Out of the mouths of babes. Well, to be more accurate, out of the mouths of three-year-olds, come the most amazing bits of wisdom.
The other day, during one of our millions of pretend play sessions, my daughter Maricella said to me, "No, mommy, you can't be the princess because you're old."
I immediately broke out laughing hysterically, tickled by her perspective and partly by the truth of it. I had always wondered how my daughter thought of me, and now I knew. Yes, this 45, soon to be 46-year-old mother of a three- year-old was [gulp] OLD!
(Now most people -- most adults anyway -- tend to peg my age closer to the late 30's, like around 38, but that's an adult perspective and not a child's.)

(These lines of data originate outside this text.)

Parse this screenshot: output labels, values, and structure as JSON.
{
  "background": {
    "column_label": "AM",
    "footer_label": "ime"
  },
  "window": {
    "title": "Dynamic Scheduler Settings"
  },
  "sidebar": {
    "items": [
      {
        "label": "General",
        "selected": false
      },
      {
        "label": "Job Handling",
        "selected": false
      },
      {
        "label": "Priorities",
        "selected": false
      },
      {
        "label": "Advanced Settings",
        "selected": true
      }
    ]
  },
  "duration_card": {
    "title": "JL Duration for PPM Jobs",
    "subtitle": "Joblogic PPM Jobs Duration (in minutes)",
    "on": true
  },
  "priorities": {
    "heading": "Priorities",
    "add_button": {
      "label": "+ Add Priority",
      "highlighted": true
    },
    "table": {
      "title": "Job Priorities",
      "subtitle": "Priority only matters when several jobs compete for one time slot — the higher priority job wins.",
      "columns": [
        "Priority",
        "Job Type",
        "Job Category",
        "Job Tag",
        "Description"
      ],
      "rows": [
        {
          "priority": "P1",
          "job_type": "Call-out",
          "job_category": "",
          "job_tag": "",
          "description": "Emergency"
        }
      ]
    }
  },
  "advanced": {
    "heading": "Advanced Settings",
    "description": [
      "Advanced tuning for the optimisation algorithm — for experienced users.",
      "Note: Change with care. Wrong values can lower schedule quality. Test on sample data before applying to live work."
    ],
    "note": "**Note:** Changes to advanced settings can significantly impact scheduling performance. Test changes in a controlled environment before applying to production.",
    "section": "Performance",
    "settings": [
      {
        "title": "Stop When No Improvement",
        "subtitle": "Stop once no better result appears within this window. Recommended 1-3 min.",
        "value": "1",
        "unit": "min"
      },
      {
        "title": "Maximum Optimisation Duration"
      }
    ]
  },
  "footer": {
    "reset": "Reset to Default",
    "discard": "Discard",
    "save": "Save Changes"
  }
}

Maricella's perspective didn't really surprise me since I remember thinking my mother was old too -- even though when I was three my mother was only 25. I recently found a photo of my mother and her three oldest girls sitting on our back steps. I was four in the photo and my mother was 26. She looks incredibly young in that photo -- a young, confident and carefree mother of three.

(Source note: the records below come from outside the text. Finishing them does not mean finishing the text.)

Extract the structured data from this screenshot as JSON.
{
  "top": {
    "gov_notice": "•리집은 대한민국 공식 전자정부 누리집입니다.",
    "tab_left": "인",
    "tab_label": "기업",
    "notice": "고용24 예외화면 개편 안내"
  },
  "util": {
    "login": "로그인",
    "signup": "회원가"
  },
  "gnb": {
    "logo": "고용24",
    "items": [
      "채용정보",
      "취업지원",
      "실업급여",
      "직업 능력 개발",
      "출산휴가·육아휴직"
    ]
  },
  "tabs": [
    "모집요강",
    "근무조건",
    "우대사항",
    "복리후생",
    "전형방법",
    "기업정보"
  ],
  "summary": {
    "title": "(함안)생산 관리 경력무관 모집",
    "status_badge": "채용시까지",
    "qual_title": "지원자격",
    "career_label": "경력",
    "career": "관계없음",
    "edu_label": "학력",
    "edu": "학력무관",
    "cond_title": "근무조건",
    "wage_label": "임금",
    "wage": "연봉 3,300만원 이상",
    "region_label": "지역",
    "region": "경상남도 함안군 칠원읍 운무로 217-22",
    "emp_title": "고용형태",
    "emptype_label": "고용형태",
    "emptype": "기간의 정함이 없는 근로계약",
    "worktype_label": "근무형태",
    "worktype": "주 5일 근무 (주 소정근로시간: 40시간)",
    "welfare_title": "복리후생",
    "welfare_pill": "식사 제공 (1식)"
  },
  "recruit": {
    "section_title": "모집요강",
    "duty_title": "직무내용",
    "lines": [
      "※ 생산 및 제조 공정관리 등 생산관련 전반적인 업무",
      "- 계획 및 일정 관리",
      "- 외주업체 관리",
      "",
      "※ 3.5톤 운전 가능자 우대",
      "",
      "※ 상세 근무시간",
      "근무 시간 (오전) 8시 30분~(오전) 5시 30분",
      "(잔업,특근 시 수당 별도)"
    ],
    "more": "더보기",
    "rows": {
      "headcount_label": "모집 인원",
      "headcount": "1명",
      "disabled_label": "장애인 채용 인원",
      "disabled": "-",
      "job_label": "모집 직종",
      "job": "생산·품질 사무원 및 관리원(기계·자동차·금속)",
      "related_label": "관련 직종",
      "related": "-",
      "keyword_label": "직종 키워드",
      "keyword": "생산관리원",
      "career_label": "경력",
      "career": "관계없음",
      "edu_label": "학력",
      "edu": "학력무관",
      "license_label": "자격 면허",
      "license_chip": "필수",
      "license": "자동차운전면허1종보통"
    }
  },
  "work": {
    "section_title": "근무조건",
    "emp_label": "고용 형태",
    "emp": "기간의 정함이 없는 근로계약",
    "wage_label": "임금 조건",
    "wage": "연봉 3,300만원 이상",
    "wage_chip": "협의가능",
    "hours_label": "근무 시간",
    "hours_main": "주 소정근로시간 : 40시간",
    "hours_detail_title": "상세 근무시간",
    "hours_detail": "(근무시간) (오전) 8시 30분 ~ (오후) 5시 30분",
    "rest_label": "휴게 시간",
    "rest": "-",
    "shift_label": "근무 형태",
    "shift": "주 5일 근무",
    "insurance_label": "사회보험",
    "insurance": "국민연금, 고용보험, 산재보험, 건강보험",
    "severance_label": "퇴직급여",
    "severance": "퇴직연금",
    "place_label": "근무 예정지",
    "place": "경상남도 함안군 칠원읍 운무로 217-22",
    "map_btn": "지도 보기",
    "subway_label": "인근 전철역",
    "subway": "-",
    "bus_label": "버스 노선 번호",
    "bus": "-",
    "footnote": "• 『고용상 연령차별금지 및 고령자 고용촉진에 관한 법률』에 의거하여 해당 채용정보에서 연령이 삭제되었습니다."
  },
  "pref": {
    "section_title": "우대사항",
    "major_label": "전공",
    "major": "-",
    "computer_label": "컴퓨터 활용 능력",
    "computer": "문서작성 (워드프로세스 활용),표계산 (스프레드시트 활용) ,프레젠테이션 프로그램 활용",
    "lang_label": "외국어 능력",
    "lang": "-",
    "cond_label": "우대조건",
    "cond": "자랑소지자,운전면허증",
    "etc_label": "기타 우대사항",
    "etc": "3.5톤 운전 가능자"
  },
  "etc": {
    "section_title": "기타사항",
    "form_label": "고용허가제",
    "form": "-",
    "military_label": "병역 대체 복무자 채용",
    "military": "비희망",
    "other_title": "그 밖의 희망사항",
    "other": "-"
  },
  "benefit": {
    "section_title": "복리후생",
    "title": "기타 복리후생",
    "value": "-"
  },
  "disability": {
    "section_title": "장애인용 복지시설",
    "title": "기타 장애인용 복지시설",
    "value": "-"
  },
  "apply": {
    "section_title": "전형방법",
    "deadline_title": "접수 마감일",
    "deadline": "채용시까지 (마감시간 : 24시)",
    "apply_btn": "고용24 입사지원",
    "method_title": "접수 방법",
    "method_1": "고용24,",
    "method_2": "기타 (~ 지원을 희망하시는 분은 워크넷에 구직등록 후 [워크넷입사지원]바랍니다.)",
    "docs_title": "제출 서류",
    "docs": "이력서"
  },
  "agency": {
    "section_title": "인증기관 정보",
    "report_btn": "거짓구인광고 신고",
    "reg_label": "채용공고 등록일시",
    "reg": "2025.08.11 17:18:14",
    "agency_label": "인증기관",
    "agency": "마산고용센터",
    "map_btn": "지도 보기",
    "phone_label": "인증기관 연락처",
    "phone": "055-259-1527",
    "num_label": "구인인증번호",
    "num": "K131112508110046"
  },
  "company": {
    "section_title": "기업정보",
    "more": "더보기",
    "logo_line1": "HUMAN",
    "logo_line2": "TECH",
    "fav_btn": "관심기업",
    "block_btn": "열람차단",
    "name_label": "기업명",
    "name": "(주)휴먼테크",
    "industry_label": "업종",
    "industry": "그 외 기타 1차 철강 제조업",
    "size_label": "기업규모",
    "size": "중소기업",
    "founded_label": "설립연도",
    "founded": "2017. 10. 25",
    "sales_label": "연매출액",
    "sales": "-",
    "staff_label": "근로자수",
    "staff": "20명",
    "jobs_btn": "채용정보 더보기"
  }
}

I needed more information from Maricella, so I could truly understand how OLD she thought I was. I asked her, "Are your preschool teachers, Miss Nancy and Miss Tiffany, old?"
"Of course not," said Maricella.
Ah, I was beginning to understand her perspective, but I had one more question to ask. "Maricella, are Sarah and Michaela's mommies old?"
She replied, "Of course they are, mommy, all mommies are old."
Now I understood. I turned to my daughter and said, "Okay, sweetie, you be the princess and I'll be the fairy godmother princess." Because all mommies are old.
Lauri Jon Caravella is a forty-something-else expatriate New York City woman, living with her family in a picturesque English-style Storybook Cottage in Southern, California.